Â I was in Washington at the time and a number of my friends were swept up in the historic journey: cynical journalists, idealistic nation-builders, mercenary contractors. Many of them informed me of the two improvised Chinese restaurants that had popped up in the Baghdad Green Zone a 10-minute stroll north of Saddam Husseinâ€™s palace, next to the landing pad of the military hospital. The restaurant in the back was slightly more popular because patrons figured it would be less likely to be damaged by an insurgent attack from the street. These were Chinese restaurants in Baghdad, but the menus were neither in Chinese nor Arabic. They were in English. The Chinese restaurateurs had never been to America, they knew how to attract large American-sized crowds with American-style Chinese food like sweet and sour pork and pan-fried dumplings.
Among those friends deployed was Walter Miller, a foreign service officer who resembles a cute, bookish version of James Dean. We would talk by phone (His cell phone in Baghdad had a 914 area code, as though he were only in Westchester). In one of those conversations I mused aloud why the Chinese restaurants were so popular with my friends in Iraq, when after all, they were in the Middle East and (in my opinion) they should indulge in the authentic local cuisine of lamb and hummus.
â€œItâ€™s a taste of home,â€ Walter said in his ever-mellow, thoughtful voice. Even against the whirl of Medevac helicopters, Chinese food had become a beacon for American patriots. â€œWhat could be more American than beer and take-out Chinese?â€

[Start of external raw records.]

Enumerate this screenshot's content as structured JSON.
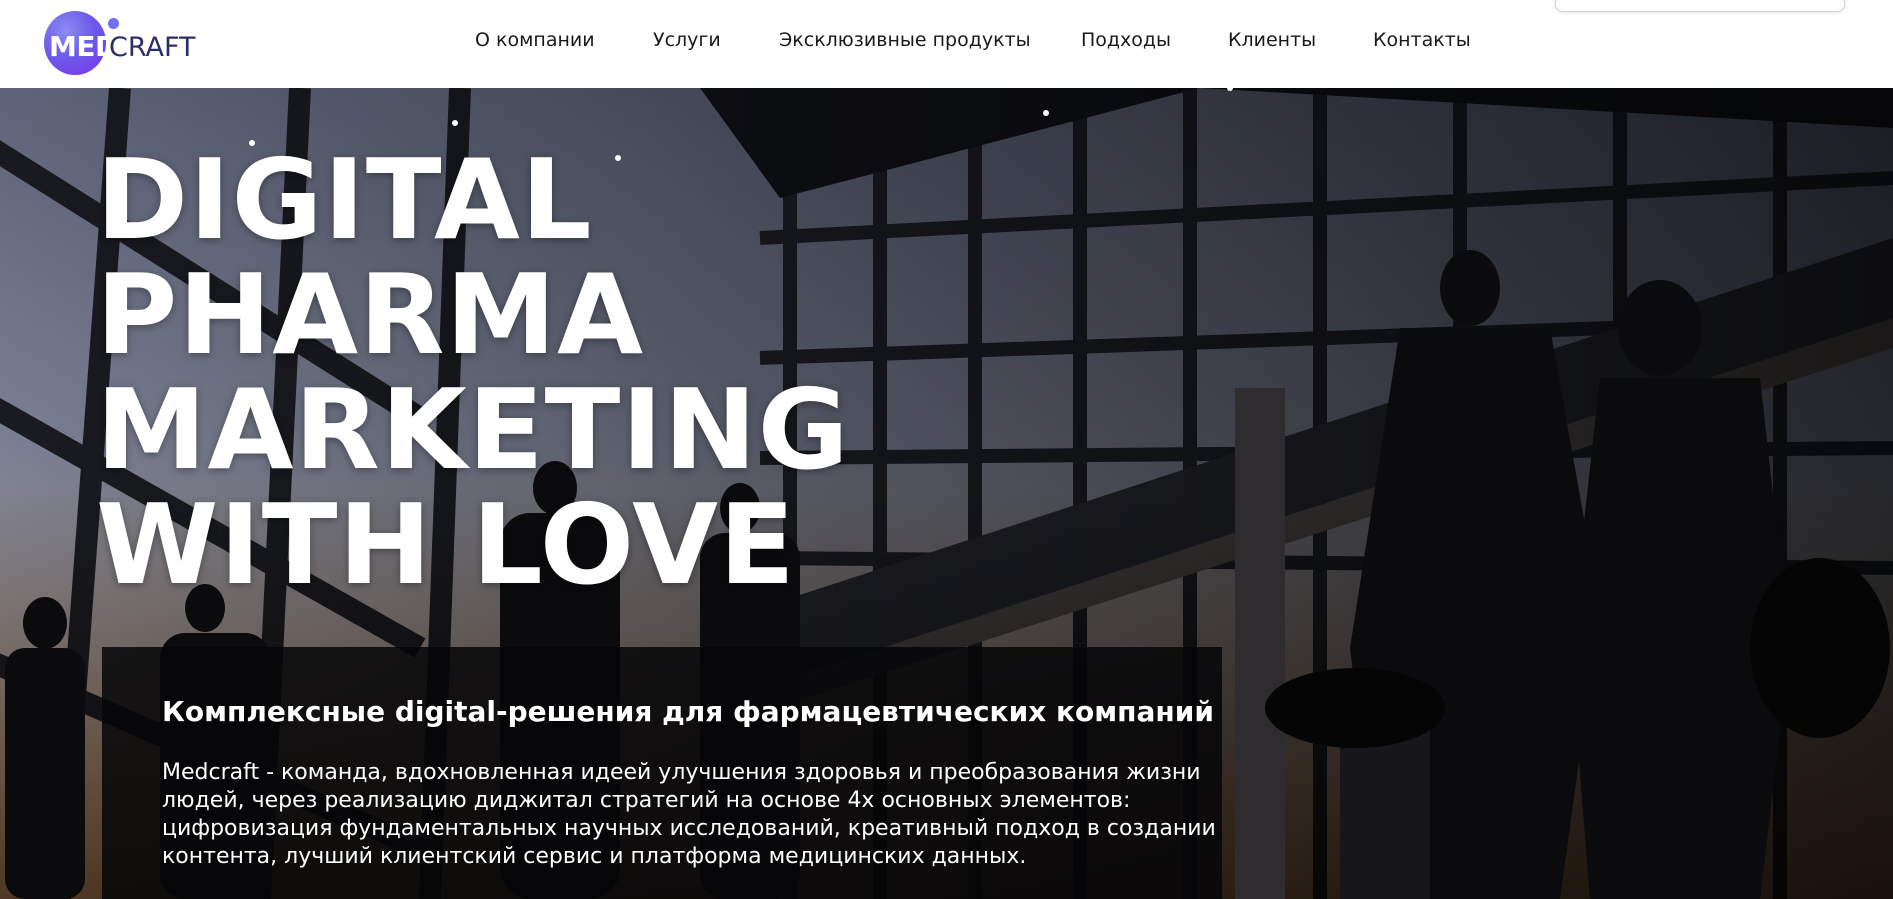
{
  "brand": {
    "logo_text_med": "MED",
    "logo_text_craft": "CRAFT",
    "accent_color": "#6c5ce7",
    "accent_color_dark": "#7b2ff7"
  },
  "nav": {
    "items": [
      {
        "label": "О компании"
      },
      {
        "label": "Услуги"
      },
      {
        "label": "Эксклюзивные продукты"
      },
      {
        "label": "Подходы"
      },
      {
        "label": "Клиенты"
      },
      {
        "label": "Контакты"
      }
    ]
  },
  "hero": {
    "headline_lines": [
      "DIGITAL",
      "PHARMA",
      "MARKETING",
      "WITH LOVE"
    ],
    "info_title": "Комплексные digital-решения для фармацевтических компаний",
    "info_text": "Medcraft - команда, вдохновленная идеей улучшения здоровья и преобразования жизни людей, через реализацию диджитал стратегий на основе 4х основных элементов: цифровизация фундаментальных научных исследований, креативный подход в создании контента, лучший клиентский сервис и платформа медицинских данных."
  }
}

The revival of a Chinese restaurant in Baghdad just shows that Chinese restaurants are like bacteria. They can exist anywhere that is hospitable to life, even Antarctica! (Thanks to Neal Underleider for passing this on to me.)
Comments are closed.